It seems that the upcoming Star Wars land will take more from the Frontier than a parcel of land. This weekend, during a Disney Parks panel at Star Wars Celebration Orlando, a new level of interactivity and immersion was teased for the upcoming lands. Some of the buzzy phrases thrown around were that your choices would matter, you could control your destiny, and that you could even build a reputation for yourself. Near instantly, this vagueness called to mind an activity launched at Disneyland back in July of 2014 called Legends of Frontierland: Gold Rush. In that game, which I compared to LARPing, guests could choose whether they wanted to be on Team Frontierland or Team Rainbow Ridge (gee, I wonder what two sides a Star Wars-themed land could offer…), create character names, complete tasks or play games to earn currency to eventually buy property and, in turn, notoriety.

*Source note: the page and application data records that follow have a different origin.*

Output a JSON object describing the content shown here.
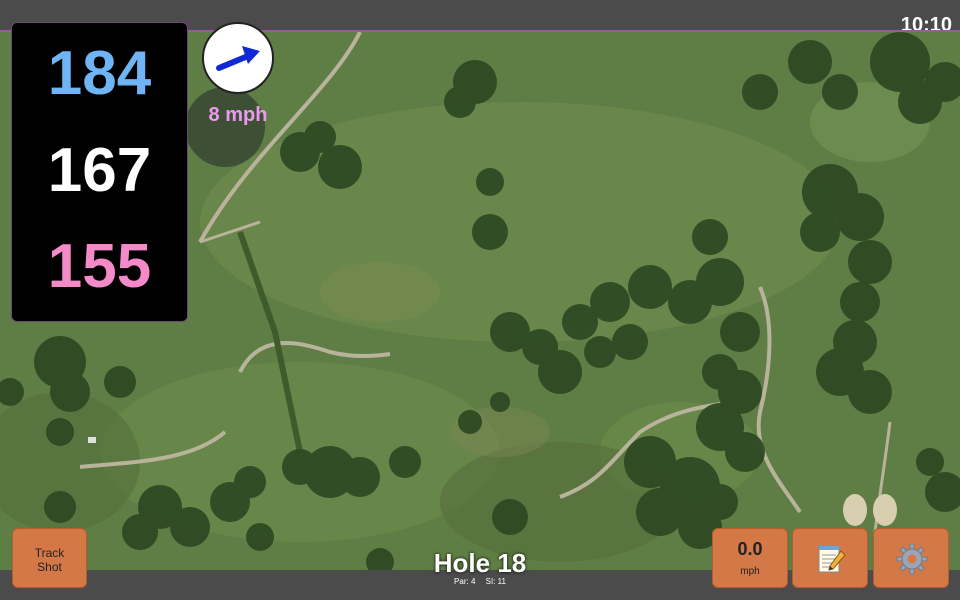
{
  "status_bar": {
    "time": "10:10"
  },
  "distances": {
    "back": "184",
    "middle": "167",
    "front": "155",
    "colors": {
      "back": "#6fb4f5",
      "middle": "#ffffff",
      "front": "#f48ac8"
    }
  },
  "wind": {
    "speed_label": "8 mph",
    "icon": "wind-direction-arrow-icon",
    "arrow_color": "#1029d6",
    "speed_color": "#ee99f0"
  },
  "buttons": {
    "track_shot_line1": "Track",
    "track_shot_line2": "Shot",
    "speed_value": "0.0",
    "speed_unit": "mph",
    "notes_icon": "notepad-pencil-icon",
    "settings_icon": "gear-icon"
  },
  "hole": {
    "title": "Hole 18",
    "par_label": "Par: 4",
    "si_label": "SI: 11"
  },
  "theme": {
    "button_color": "#d47847",
    "bar_color": "#4b4b4b",
    "map_grass": "#5f7e45"
  }
}
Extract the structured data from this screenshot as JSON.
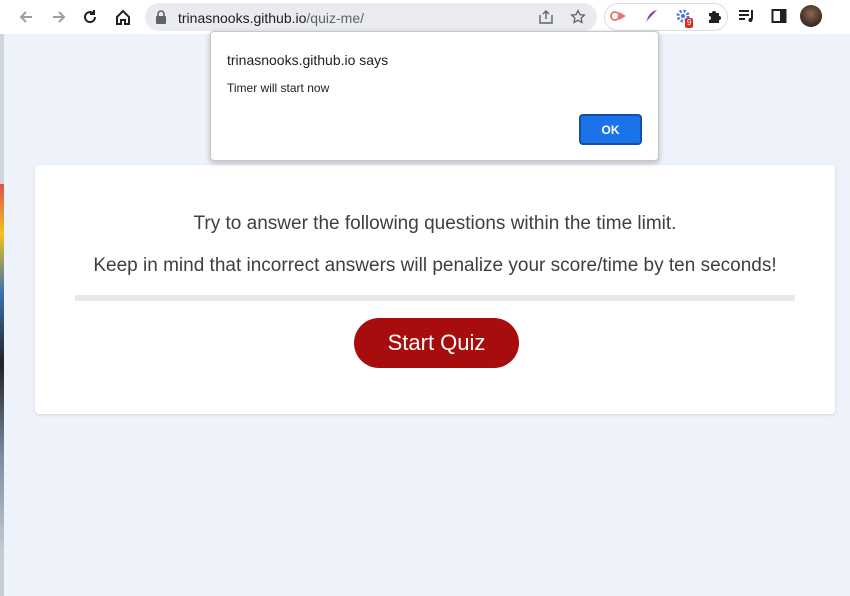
{
  "browser": {
    "url_host": "trinasnooks.github.io",
    "url_path": "/quiz-me/",
    "extension_badge": "9"
  },
  "dialog": {
    "title": "trinasnooks.github.io says",
    "message": "Timer will start now",
    "ok_label": "OK"
  },
  "quiz": {
    "instruction_1": "Try to answer the following questions within the time limit.",
    "instruction_2": "Keep in mind that incorrect answers will penalize your score/time by ten seconds!",
    "start_label": "Start Quiz"
  },
  "colors": {
    "page_background": "#eef3fb",
    "start_button": "#a70d0d",
    "ok_button": "#1a73e8"
  },
  "icons": [
    "back-arrow-icon",
    "forward-arrow-icon",
    "reload-icon",
    "home-icon",
    "lock-icon",
    "share-icon",
    "star-icon",
    "cast-icon",
    "feather-icon",
    "gear-icon",
    "puzzle-icon",
    "playlist-icon",
    "sidebar-icon"
  ]
}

While the premise of being able to become part of the Star Wars saga via a self-created character in a theme park is certainly appealing, if we’re looking to the Legends of Frontierland as a potential model, there are a few concerns. The first is that not all guests will want to participate. In the Frontierland game, it felt very optional to join, although you might be encouraged by a Cast Member to do so. That said, if you just wanted to grab a bite at the Golden Horseshoe or ride Big Thunder and ignore the whole hullabaloo, you were free to do so. However, during the panel, Imagineers presented the example that a guest’s experience on the Millennium Falcon attraction would have consequences after the fact. In that case, will guests really be able to opt-out as easily or will they unintentionally be drafted into something more than they bargained for?
This leads to my second concern: taking it too far. If day guests do end up being part of the story/game/whatever whether they realize it or not, how does that affect the service they’ll expect when they approach a Cast Member like they would anywhere else in the park? On that note, I’m less concerned about what Cast will do, since I assume they’ll quickly be able to spot a guest who a) doesn’t know what’s going on or b) doesn’t want any part of it — think of the 50’s Prime Time Diner as an example of CMs who know when to tone it down. However, I could see certain guests getting far too into the game and potentially harassing others while in character. In my mind, Disneyland is even more ripe for issue, as repeat visitors (AKA Annual Passholders) will surely rule the land.
With those concerns aside, it stands to reason that the Star Wars version of this concept will be far more refined. First, while Legends of Frontierland included stick-on name tags and wooden bits as currency, one could easily imagine that some sort of MagicBand-esque technology would come into play to facilitate these functions — and perhaps even offer the “opt-out” switch I think will be necessary. Additionally, as teased, the Star Wars land initiative will include the attractions, taking the idea from what I dubbed a “Passholder distraction” in Frontierland to being the full-blown immersive experience Disney is seeking.
Obviously, this is all speculation and some reading between the lines at the moment, but it’s definitely interesting to think that a seemingly random game introduced nearly three years ago may have been the precursor to something much, much larger. So will end up seeing shades of Legends of Frontierland: Gold Rush in the Star Wars expansion? I guess we’ll have to wait until 2019 to find out for sure.
Kyle is a writer living in Springfield, MO. His deep love of Disney and other pop culture finds its way into his stories, scripts, and tweets. His first book “The E-Ticket Life: Stories, Essays, and Lessons Learned from My Decidedly Disney Travels” is available in paperback and for Kindle. http://amzn.to/1CStAhV